The Texas Constitution gives the judicial branch power over bail bond forfeitures. The Legislature may, of course, pass laws to facilitate that power and regulate the procedures guiding the right to bail and the forfeiture of bail. However, the Legislature has no power to alter a final judgment rendered by the court in a bond forfeiture. Otherwise, the power of the judicial branch would be a mockery, subject to the whim of the Legislature. The finality of judgments would not exist and courts would be Legislative forums.

Sec. 13(b) of Art. 2372p-3, V.A. C.S. is unconstitutional under Art. II, Sec. 1, as it is a legislative infringement on judicial power. The trial court rendered a final judgment on the bond forfeiture in the instant case before a request for remittitur and the Legislature has no power or right to change that judgment. Therefore, the trial court was without jurisdiction to remit any amount once the judgment became final. Accordingly, the judgments of the trial court and the Court of Appeals holding Art. 2372p-3, Sec. 13(b), V.A.C.S., unconstitutional is affirmed, and the judgment of the trial court remitting 85 percent is vacated.

ONION, P.J., concurs in result.

WHITE, J., not participating.

NOTES

[1] We rely on the trial court's findings of fact and conclusions of law for the dates.

[2] Art. 2372p-3, Sec. 12(a) reads:
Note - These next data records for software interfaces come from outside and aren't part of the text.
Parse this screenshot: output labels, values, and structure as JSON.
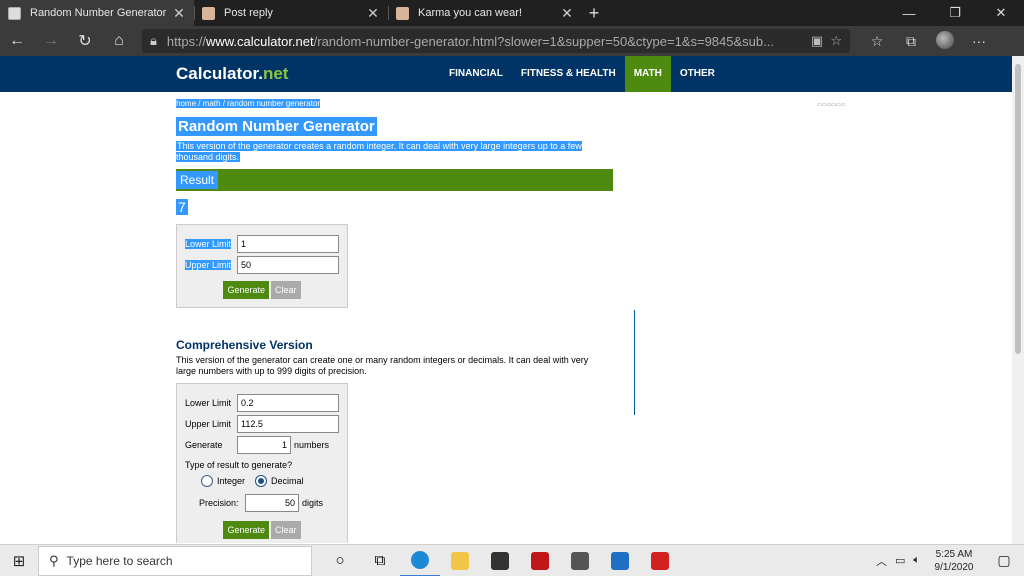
{
  "browser": {
    "tabs": [
      {
        "title": "Random Number Generator",
        "active": true
      },
      {
        "title": "Post reply",
        "active": false
      },
      {
        "title": "Karma you can wear!",
        "active": false
      }
    ],
    "url_scheme": "https://",
    "url_domain": "www.calculator.net",
    "url_path": "/random-number-generator.html?slower=1&supper=50&ctype=1&s=9845&sub..."
  },
  "site": {
    "logo_main": "Calculator",
    "logo_tld": "net",
    "nav": [
      "FINANCIAL",
      "FITNESS & HEALTH",
      "MATH",
      "OTHER"
    ],
    "nav_active": "MATH"
  },
  "page": {
    "breadcrumb": "home / math / random number generator",
    "title": "Random Number Generator",
    "description": "This version of the generator creates a random integer. It can deal with very large integers up to a few thousand digits.",
    "result_heading": "Result",
    "result_value": "7",
    "simple_form": {
      "lower_label": "Lower Limit",
      "lower_value": "1",
      "upper_label": "Upper Limit",
      "upper_value": "50",
      "generate_label": "Generate",
      "clear_label": "Clear"
    },
    "comprehensive": {
      "heading": "Comprehensive Version",
      "description": "This version of the generator can create one or many random integers or decimals. It can deal with very large numbers with up to 999 digits of precision.",
      "lower_label": "Lower Limit",
      "lower_value": "0.2",
      "upper_label": "Upper Limit",
      "upper_value": "112.5",
      "generate_label": "Generate",
      "generate_count": "1",
      "numbers_label": "numbers",
      "type_label": "Type of result to generate?",
      "integer_label": "Integer",
      "decimal_label": "Decimal",
      "selected_type": "Decimal",
      "precision_label": "Precision:",
      "precision_value": "50",
      "digits_label": "digits",
      "generate_button": "Generate",
      "clear_button": "Clear"
    }
  },
  "taskbar": {
    "search_placeholder": "Type here to search",
    "time": "5:25 AM",
    "date": "9/1/2020"
  },
  "colors": {
    "header": "#003366",
    "accent_green": "#4f8a10",
    "selection": "#3399ff"
  }
}
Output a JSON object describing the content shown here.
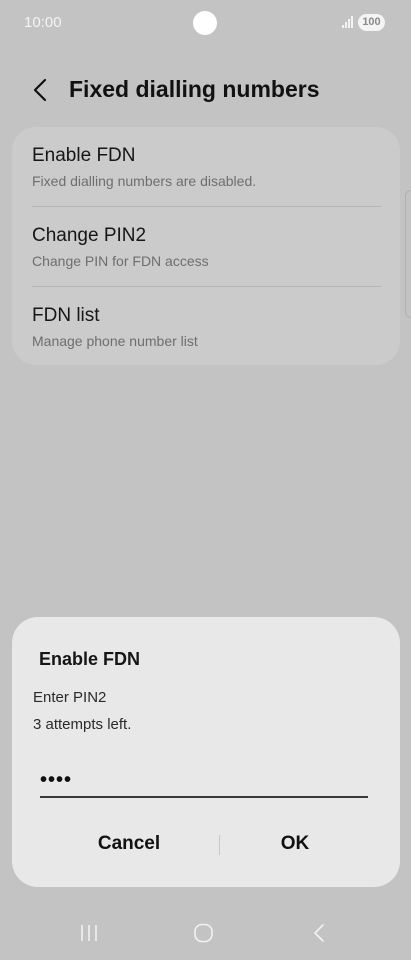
{
  "status_bar": {
    "time": "10:00",
    "battery": "100",
    "icons": [
      "camera-cutout",
      "signal-icon",
      "battery-icon"
    ]
  },
  "header": {
    "back_icon": "back-arrow-icon",
    "title": "Fixed dialling numbers"
  },
  "settings": {
    "items": [
      {
        "title": "Enable FDN",
        "subtitle": "Fixed dialling numbers are disabled."
      },
      {
        "title": "Change PIN2",
        "subtitle": "Change PIN for FDN access"
      },
      {
        "title": "FDN list",
        "subtitle": "Manage phone number list"
      }
    ]
  },
  "dialog": {
    "title": "Enable FDN",
    "message_line1": "Enter PIN2",
    "message_line2": "3 attempts left.",
    "pin_value": "••••",
    "cancel_label": "Cancel",
    "ok_label": "OK"
  },
  "nav_bar": {
    "icons": [
      "recent-apps-icon",
      "home-icon",
      "back-icon"
    ]
  },
  "colors": {
    "background": "#c3c3c3",
    "card": "#cbcbcb",
    "dialog": "#e8e8e8",
    "text_primary": "#161616",
    "text_secondary": "#6e6e6e"
  }
}
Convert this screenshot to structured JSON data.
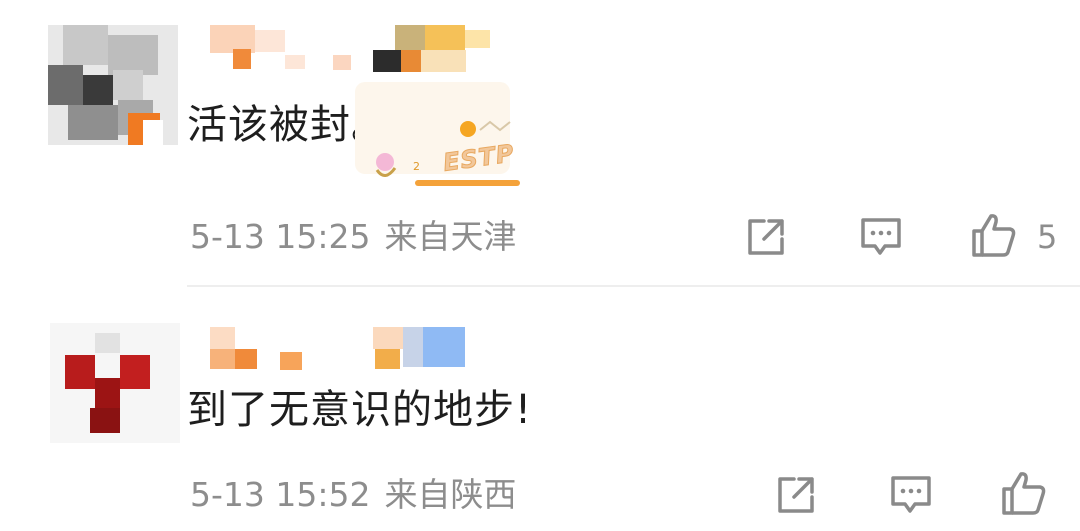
{
  "comments": [
    {
      "text": "活该被封。",
      "time": "5-13 15:25",
      "location": "来自天津",
      "like_count": "5",
      "badge_text": "ESTP"
    },
    {
      "text": "到了无意识的地步!",
      "time": "5-13 15:52",
      "location": "来自陕西",
      "like_count": ""
    }
  ],
  "icons": {
    "share": "share-icon",
    "comment": "comment-icon",
    "like": "thumbs-up-icon"
  },
  "colors": {
    "meta_text": "#8d8d8d",
    "icon": "#8a8a8a",
    "divider": "#eeeeee"
  }
}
In each instance where a principal has been rearrested and returned to the county wherein his bond was made within 120 days after the date of the final judgment on the bond forfeiture and no appeal has been taken and provided that the principal was rearrested as a result of money spent or information furnished by the surety, the surety thereon may file a motion of remittance in the court commanding the appearance of the principal and the court shall order at least 50 percent of the amount paid on the judgment remitted. The payment shall be made by the county treasurer.

[3] If Sec. 13(b) were interpreted to mean any time up to two years after judgment nisi regardless of the finality of judgment, Sec. 13(b) and Art. 22.16 would conflict.

[4] Art. 22.02 states:

Bail bonds and personal bonds are forfeited in the following manner: The name of the defendant shall be called distinctly at the courthouse door, and if the defendant does not appear within a reasonable time after such call is made, judgment shall be entered that the State of Texas recover of the defendant the amount of money in which he is bound, and of his sureties, if any, the amount of money in which they are respectively bound, which judgment shall state that the same will be made final, unless good cause be shown why the defendant did not appear.

[5] See note 3, supra.